This feeling probably goes back to some of our most basic emotions as primates and wanting to be part of a community. But just as we have evolved to recognize and moderate our reactions in other realms, it’s time for us to evolve as a nation to the widespread praise for bilingualism and to see it for the nation-building and human-building practice that it is.

When you hear people complaining about “today’s immigrants,” keep in mind that it is the perennial complaint about immigrants throughout history, and not just in America but in other countries, too. It’s what Professor Kim Potowski calls the “Grandparent Myth.”

Raise a flag for bilingualism

The facts in America say that today’s immigrants are learning English faster than our grandparents did, which indeed they must in order to advance in today’s world. The problem is not their lack of English, but rather their rapid abandonment of their heritage languages, which is precisely the goal of heritage language instruction and dual-language schools.

When we hear a language other than English in public, rather than thinking divided loyalties, think multiple loyalties. It’s a common sight in our country to see a flagpole with the American flag on top of a state flag below. This is not divided loyalties but multiple loyalties. The fact that a Texan is proud to be a Texan doesn’t make her less of an American. An American who is proud of his Italian heritage is no less of an American.

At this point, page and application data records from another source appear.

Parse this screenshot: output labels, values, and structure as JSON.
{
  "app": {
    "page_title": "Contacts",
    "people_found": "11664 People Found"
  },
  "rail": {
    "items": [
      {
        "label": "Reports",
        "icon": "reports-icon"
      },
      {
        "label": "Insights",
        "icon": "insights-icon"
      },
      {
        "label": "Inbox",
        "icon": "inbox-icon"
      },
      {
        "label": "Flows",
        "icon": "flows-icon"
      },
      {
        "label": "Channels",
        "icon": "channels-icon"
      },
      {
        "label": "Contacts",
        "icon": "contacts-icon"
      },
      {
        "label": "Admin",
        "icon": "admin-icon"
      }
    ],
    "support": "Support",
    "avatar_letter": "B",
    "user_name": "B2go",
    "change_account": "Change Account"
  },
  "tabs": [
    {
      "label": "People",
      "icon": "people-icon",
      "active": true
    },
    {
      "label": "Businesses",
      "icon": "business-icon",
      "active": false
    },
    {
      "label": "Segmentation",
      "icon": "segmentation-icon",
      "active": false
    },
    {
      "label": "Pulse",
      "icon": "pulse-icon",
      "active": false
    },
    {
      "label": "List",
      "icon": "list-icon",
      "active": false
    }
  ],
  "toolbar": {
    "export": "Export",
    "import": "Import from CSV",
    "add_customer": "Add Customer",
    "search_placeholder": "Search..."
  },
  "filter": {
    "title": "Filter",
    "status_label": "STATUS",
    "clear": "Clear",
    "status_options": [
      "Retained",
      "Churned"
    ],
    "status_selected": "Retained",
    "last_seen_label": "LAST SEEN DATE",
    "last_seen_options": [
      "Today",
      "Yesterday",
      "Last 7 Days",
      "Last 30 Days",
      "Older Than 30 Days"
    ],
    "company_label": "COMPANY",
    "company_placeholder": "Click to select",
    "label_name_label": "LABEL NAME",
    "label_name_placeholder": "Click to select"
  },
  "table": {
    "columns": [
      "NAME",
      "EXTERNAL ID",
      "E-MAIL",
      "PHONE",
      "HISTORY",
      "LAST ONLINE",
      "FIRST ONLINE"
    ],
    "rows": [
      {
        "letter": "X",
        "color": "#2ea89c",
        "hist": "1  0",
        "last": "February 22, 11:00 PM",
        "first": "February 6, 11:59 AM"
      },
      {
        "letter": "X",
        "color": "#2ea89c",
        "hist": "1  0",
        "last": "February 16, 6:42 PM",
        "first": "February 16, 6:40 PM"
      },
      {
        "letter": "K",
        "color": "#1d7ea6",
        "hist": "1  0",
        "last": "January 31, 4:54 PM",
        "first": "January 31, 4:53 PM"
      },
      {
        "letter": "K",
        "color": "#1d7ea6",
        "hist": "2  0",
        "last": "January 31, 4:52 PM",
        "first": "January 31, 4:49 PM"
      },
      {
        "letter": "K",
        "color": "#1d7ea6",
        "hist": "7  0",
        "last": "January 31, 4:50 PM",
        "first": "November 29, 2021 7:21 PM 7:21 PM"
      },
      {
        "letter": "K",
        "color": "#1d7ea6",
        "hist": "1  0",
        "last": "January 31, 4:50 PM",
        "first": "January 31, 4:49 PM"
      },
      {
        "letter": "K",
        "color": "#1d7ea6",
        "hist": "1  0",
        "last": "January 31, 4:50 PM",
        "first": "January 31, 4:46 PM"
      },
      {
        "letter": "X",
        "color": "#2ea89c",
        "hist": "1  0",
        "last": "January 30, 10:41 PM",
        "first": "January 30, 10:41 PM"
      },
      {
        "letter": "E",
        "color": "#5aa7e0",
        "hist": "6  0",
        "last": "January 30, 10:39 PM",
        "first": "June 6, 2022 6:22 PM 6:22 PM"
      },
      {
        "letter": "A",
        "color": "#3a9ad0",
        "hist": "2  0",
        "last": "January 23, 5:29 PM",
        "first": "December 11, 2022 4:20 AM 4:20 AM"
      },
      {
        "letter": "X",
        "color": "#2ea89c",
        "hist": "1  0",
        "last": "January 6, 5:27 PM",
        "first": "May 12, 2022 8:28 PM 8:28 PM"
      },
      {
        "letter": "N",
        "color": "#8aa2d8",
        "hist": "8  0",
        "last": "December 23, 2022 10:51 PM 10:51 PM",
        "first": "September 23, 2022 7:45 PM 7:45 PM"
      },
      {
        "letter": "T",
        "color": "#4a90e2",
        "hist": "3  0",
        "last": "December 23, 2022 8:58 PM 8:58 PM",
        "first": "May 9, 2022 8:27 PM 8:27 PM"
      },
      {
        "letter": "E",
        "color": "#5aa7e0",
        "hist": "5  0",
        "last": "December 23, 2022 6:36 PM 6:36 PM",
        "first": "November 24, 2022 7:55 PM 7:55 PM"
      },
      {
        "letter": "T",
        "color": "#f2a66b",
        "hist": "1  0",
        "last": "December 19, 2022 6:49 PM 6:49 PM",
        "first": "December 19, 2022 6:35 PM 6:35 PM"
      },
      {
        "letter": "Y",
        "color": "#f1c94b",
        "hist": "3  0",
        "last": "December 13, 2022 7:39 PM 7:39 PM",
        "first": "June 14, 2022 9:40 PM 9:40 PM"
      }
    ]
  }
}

The antidote to the Amazon bumper sticker

This is one of a dozen or so “Speak English!” bumper stickers available on Amazon today. (My system is set to Spanish.)

Here’s an America the Bilingual alternative:

HEAR THE STORY

Hear more of the story in Episode 28 of the America the Bilingual podcast, “And Crown Thy Good with Brotherhood.” Listen on iTunes by clicking here: America the Bilingual by Steve Leveen on iTunes. Or on SoundCloud here. I’ll let you know about future episodes on Twitter as well.

Sources, Credits and Additional Thanks

The America the Bilingual podcast is part of the Lead with Languages campaign of ACTFL — The American Council on the Teaching of Foreign Languages.

This episode was written by me, Steve Leveen. Our producer is Fernando Hernández, who also does our sound design and mixing, and our associate producer is Beckie Rankin. Our brand and editorial director is Mim Harrison. Graphic arts are created by Carlos Plaza Design Studio.

Support for the America the Bilingual project comes from the Levenger Foundation.

Music in this episode, “Quasi Motion” by Kevin MacLeod, was used with a Creative Commons Attribution License. Our thanks to Epidemic Sound for helping us make beautiful music together.

By | 2018-06-21T13:22:59+00:00 June 21st, 2018|Episodes|